You can do the same by starting with a focused approach.

Niche Marketing Works Online

Increasingly, businesses market themselves online. After all, this is a fantastic way to reach customers from every corner of the globe. But this is missing the point of effective marketing.

While it would be nice to get sales from the mass market, the sheer volume of online competition makes this an uphill struggle. However, the Internet is also the ideal place for effective niche marketing.

Search engine optimisation (SEO) is particularly powerful when you focus on a niche. SEO involves optimising your web site to target specific keywords that customers enter into search engines. If you choose a keyword that is being targeted by millions of other pages, getting to the top of the results is hard. If you focus on a particularly relevant keyword that is being searched for but not targeted by competitors, you can increase your website traffic and, in turn, you income.

Targeting a niche means less competition for your keywords. Less competition means more online impact.

Niche Social Media Marketing

Another important online niche marketing activity is social media. Although celebrity Twitter users give the impression that social media is about promotion, remember that these platforms are designed to allow you to connect with a small group of people. Social media is designed to operate in niche groups.

In a business sense, it is rarely productive to use social media marketing to announce your news or post closed, insular updates. Instead, you should concentrate your attention on entering one of these niche groups successfully.

Let’s imagine that you offer an XXXL clothing range targeted at the overweight niche. Social media is the perfect place to connect with potential customers, by entering conversations about dieting, weight loss, the difficulty of getting suitable sizes, and so on.

As long as there is a niche group of people that are communicating through social media, your brand can enter this arena and become part of the conversation. That is the potential of social media.

And, of course, if a niche does not yet exist, your business can play a vital role in bringing like-minded people together. Once your social media presence is established, you can provide the platform through which your niche can communicate. In return, your brand remains consistently present, the first port of call for the products that your niche needs most.

How To Focus On A Niche While Maximising Customers

The theory of niche marketing is not new but has a particular relevance to the field of online marketing.

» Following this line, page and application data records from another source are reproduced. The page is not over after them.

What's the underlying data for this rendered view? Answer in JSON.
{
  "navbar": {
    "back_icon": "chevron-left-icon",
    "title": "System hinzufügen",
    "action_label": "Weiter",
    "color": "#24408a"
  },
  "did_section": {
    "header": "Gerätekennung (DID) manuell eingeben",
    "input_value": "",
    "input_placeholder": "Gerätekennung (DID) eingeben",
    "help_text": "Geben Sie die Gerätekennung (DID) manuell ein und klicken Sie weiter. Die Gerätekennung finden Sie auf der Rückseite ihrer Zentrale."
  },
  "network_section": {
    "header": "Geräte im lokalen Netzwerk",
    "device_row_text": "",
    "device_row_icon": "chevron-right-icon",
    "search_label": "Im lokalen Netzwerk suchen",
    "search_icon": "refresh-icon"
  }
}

Today, there are more opportunities to connect with your niche audience than ever before.

But a niche still remains intimidating. Properly targeted marketing makes a certain group of people feel welcomed and included but, in turn, alienates others who may have an interest in your product. Why close yourself off to possible customers?

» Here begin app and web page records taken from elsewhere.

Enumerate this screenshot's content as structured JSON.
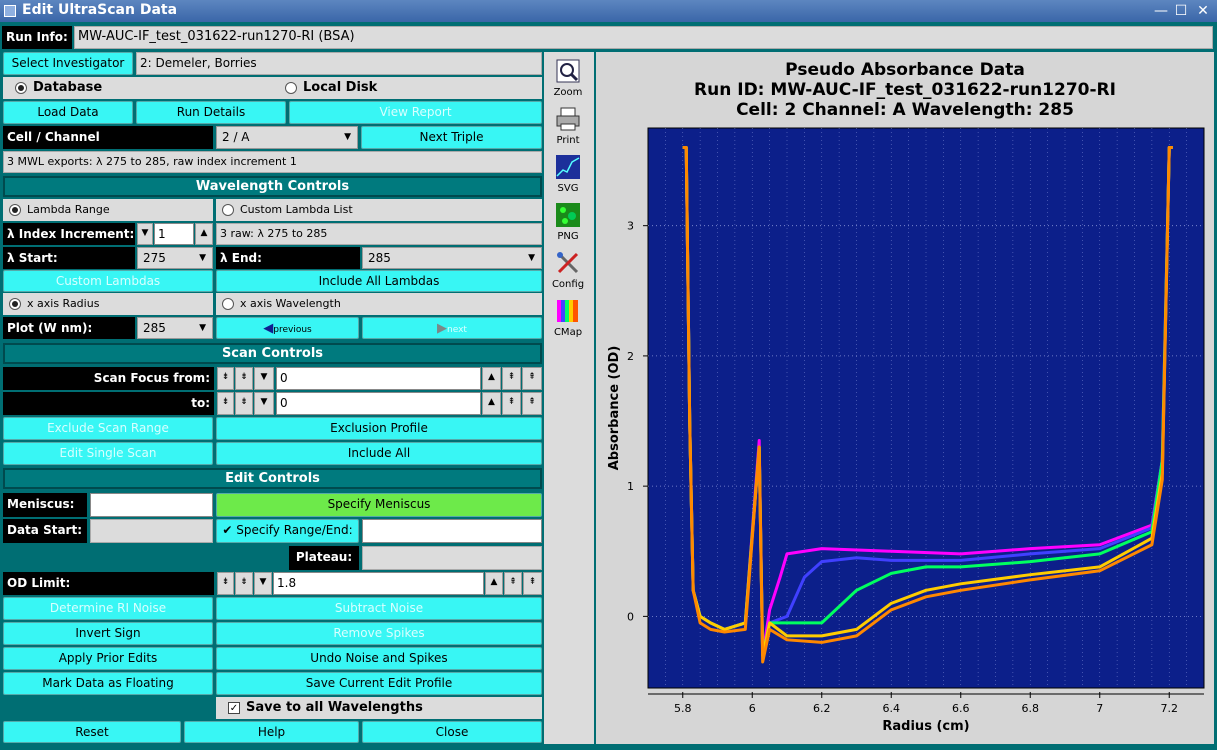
{
  "window": {
    "title": "Edit UltraScan Data",
    "controls": [
      "—",
      "☐",
      "✕"
    ]
  },
  "run_info": {
    "label": "Run Info:",
    "value": "MW-AUC-IF_test_031622-run1270-RI  (BSA)"
  },
  "investigator": {
    "button": "Select Investigator",
    "value": "2: Demeler, Borries"
  },
  "source": {
    "database": "Database",
    "local": "Local Disk"
  },
  "top_buttons": {
    "load": "Load Data",
    "details": "Run Details",
    "report": "View Report"
  },
  "cell_channel": {
    "label": "Cell / Channel",
    "value": "2 / A",
    "next": "Next Triple"
  },
  "mwl_info": "3 MWL exports: λ 275 to 285, raw index increment 1",
  "wavelength": {
    "header": "Wavelength Controls",
    "lambda_range": "Lambda Range",
    "custom_list": "Custom Lambda List",
    "index_label": "λ Index Increment:",
    "index_value": "1",
    "raw_info": "3 raw: λ 275 to 285",
    "start_label": "λ Start:",
    "start_value": "275",
    "end_label": "λ End:",
    "end_value": "285",
    "custom_lambdas": "Custom Lambdas",
    "include_all": "Include All Lambdas",
    "x_radius": "x axis Radius",
    "x_wavelength": "x axis Wavelength",
    "plot_label": "Plot (W nm):",
    "plot_value": "285",
    "previous": "previous",
    "next": "next"
  },
  "scan": {
    "header": "Scan Controls",
    "focus_from": "Scan Focus from:",
    "from_value": "0",
    "to": "to:",
    "to_value": "0",
    "exclude": "Exclude Scan Range",
    "profile": "Exclusion Profile",
    "edit_single": "Edit Single Scan",
    "include_all": "Include All"
  },
  "edit": {
    "header": "Edit Controls",
    "meniscus": "Meniscus:",
    "specify_meniscus": "Specify Meniscus",
    "data_start": "Data Start:",
    "specify_range": "Specify Range/End:",
    "plateau": "Plateau:",
    "od_limit": "OD Limit:",
    "od_value": "1.8",
    "ri_noise": "Determine RI Noise",
    "subtract": "Subtract Noise",
    "invert": "Invert Sign",
    "remove_spikes": "Remove Spikes",
    "apply_prior": "Apply Prior Edits",
    "undo": "Undo Noise and Spikes",
    "floating": "Mark Data as Floating",
    "save_profile": "Save Current Edit Profile",
    "save_all": "Save to all Wavelengths"
  },
  "bottom": {
    "reset": "Reset",
    "help": "Help",
    "close": "Close"
  },
  "tools": [
    "Zoom",
    "Print",
    "SVG",
    "PNG",
    "Config",
    "CMap"
  ],
  "chart_data": {
    "type": "line",
    "title": "Pseudo Absorbance Data",
    "subtitle1": "Run ID: MW-AUC-IF_test_031622-run1270-RI",
    "subtitle2": "Cell: 2  Channel: A  Wavelength: 285",
    "xlabel": "Radius (cm)",
    "ylabel": "Absorbance (OD)",
    "xlim": [
      5.7,
      7.3
    ],
    "ylim": [
      -0.55,
      3.75
    ],
    "x_ticks": [
      "5.8",
      "6",
      "6.2",
      "6.4",
      "6.6",
      "6.8",
      "7",
      "7.2"
    ],
    "x_tick_values": [
      5.8,
      6.0,
      6.2,
      6.4,
      6.6,
      6.8,
      7.0,
      7.2
    ],
    "y_ticks": [
      "0",
      "1",
      "2",
      "3"
    ],
    "y_tick_values": [
      0,
      1,
      2,
      3
    ],
    "background": "#0c1f8a",
    "series": [
      {
        "color": "#ff00ff",
        "x": [
          5.8,
          5.81,
          5.82,
          5.83,
          5.85,
          5.88,
          5.92,
          5.98,
          6.02,
          6.03,
          6.05,
          6.08,
          6.1,
          6.15,
          6.2,
          6.4,
          6.6,
          6.8,
          7.0,
          7.15,
          7.18,
          7.2,
          7.21
        ],
        "y": [
          3.6,
          3.6,
          1.5,
          0.2,
          0.0,
          -0.05,
          -0.1,
          -0.05,
          1.35,
          -0.3,
          0.05,
          0.3,
          0.48,
          0.5,
          0.52,
          0.5,
          0.48,
          0.52,
          0.55,
          0.7,
          1.2,
          3.6,
          3.6
        ]
      },
      {
        "color": "#4040ff",
        "x": [
          5.8,
          5.81,
          5.82,
          5.83,
          5.85,
          5.88,
          5.92,
          5.98,
          6.02,
          6.03,
          6.05,
          6.1,
          6.15,
          6.2,
          6.3,
          6.4,
          6.6,
          6.8,
          7.0,
          7.15,
          7.18,
          7.2,
          7.21
        ],
        "y": [
          3.6,
          3.6,
          1.5,
          0.2,
          0.0,
          -0.05,
          -0.1,
          -0.05,
          1.3,
          -0.3,
          -0.05,
          0.0,
          0.3,
          0.42,
          0.45,
          0.43,
          0.43,
          0.48,
          0.52,
          0.68,
          1.2,
          3.6,
          3.6
        ]
      },
      {
        "color": "#00ff60",
        "x": [
          5.8,
          5.81,
          5.82,
          5.83,
          5.85,
          5.88,
          5.92,
          5.98,
          6.02,
          6.03,
          6.05,
          6.1,
          6.2,
          6.3,
          6.4,
          6.5,
          6.6,
          6.8,
          7.0,
          7.15,
          7.18,
          7.2,
          7.21
        ],
        "y": [
          3.6,
          3.6,
          1.5,
          0.2,
          0.0,
          -0.05,
          -0.1,
          -0.05,
          1.3,
          -0.3,
          -0.05,
          -0.05,
          -0.05,
          0.2,
          0.33,
          0.38,
          0.38,
          0.42,
          0.48,
          0.65,
          1.2,
          3.6,
          3.6
        ]
      },
      {
        "color": "#ffcc00",
        "x": [
          5.8,
          5.81,
          5.82,
          5.83,
          5.85,
          5.88,
          5.92,
          5.98,
          6.02,
          6.03,
          6.05,
          6.1,
          6.2,
          6.3,
          6.4,
          6.5,
          6.6,
          6.8,
          7.0,
          7.15,
          7.18,
          7.2,
          7.21
        ],
        "y": [
          3.6,
          3.6,
          1.5,
          0.2,
          0.0,
          -0.05,
          -0.1,
          -0.05,
          1.3,
          -0.3,
          -0.05,
          -0.15,
          -0.15,
          -0.1,
          0.1,
          0.2,
          0.25,
          0.32,
          0.38,
          0.6,
          1.1,
          3.6,
          3.6
        ]
      },
      {
        "color": "#ff8800",
        "x": [
          5.8,
          5.81,
          5.82,
          5.83,
          5.85,
          5.88,
          5.92,
          5.98,
          6.02,
          6.03,
          6.05,
          6.1,
          6.2,
          6.3,
          6.4,
          6.5,
          6.6,
          6.8,
          7.0,
          7.15,
          7.18,
          7.2,
          7.21
        ],
        "y": [
          3.6,
          3.6,
          1.5,
          0.2,
          -0.05,
          -0.1,
          -0.12,
          -0.1,
          1.3,
          -0.35,
          -0.1,
          -0.18,
          -0.2,
          -0.15,
          0.05,
          0.15,
          0.2,
          0.28,
          0.35,
          0.55,
          1.05,
          3.6,
          3.6
        ]
      }
    ]
  }
}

The reality is that niche marketing is a powerful tool, but is not exclusive. It is possible to focus your attention on multiple niches at once, providing that your marketing budget allows for the commitment involved. And, of course, your niche is just the beginning. As your business and products evolve, so will your natural base of customers.

Start today with a niche that gives you a foothold in your industry. It is only once this niche is in place that you can continue to climb further up the business ladder.

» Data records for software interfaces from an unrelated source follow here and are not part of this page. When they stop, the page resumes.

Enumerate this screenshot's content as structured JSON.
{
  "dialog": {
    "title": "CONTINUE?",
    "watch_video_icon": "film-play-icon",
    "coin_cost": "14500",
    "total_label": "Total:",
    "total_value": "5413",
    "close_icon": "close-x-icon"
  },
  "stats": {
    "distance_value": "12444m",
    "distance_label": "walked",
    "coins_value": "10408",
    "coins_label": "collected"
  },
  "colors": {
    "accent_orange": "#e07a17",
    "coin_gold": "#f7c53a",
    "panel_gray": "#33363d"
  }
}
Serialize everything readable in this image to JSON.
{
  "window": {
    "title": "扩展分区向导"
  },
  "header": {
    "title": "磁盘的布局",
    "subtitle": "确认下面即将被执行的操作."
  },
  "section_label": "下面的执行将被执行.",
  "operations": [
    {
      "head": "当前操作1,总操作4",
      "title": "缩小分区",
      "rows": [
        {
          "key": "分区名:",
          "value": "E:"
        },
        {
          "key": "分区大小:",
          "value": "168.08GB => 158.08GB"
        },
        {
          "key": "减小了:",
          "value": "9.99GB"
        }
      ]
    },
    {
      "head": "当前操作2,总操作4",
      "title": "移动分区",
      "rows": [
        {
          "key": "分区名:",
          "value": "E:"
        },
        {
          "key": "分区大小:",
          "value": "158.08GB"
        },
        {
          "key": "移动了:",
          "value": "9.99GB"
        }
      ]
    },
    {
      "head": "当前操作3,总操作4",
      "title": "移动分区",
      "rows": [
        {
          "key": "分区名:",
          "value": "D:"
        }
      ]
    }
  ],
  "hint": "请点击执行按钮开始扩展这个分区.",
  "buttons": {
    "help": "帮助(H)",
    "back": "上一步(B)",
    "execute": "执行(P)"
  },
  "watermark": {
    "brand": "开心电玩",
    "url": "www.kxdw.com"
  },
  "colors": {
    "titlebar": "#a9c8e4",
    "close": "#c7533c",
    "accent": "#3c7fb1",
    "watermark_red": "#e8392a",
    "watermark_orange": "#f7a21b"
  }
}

Daughter, Sister, Wife, Mother of three, PR Consultant and Entrepreneur
Like many women on most days I seem to have to juggle all my roles. On other days just three or four. This is why I founded Homeforbusiness. I recognise what it takes to be a working Mum and how to set up an online business from home with all ‘pulls’ of everyday family life and work.

I have always been entrepreneurial and set up by first corporate communications company, EMA Productions, in my 30s working with big corporate clients such as Texaco, Rank and Boots. Whilst it was challenging and hard work, it was quickly successful. I could focus solely on winning contracts and meeting the clients needs without family distractions and with the support of a fantastic team and office.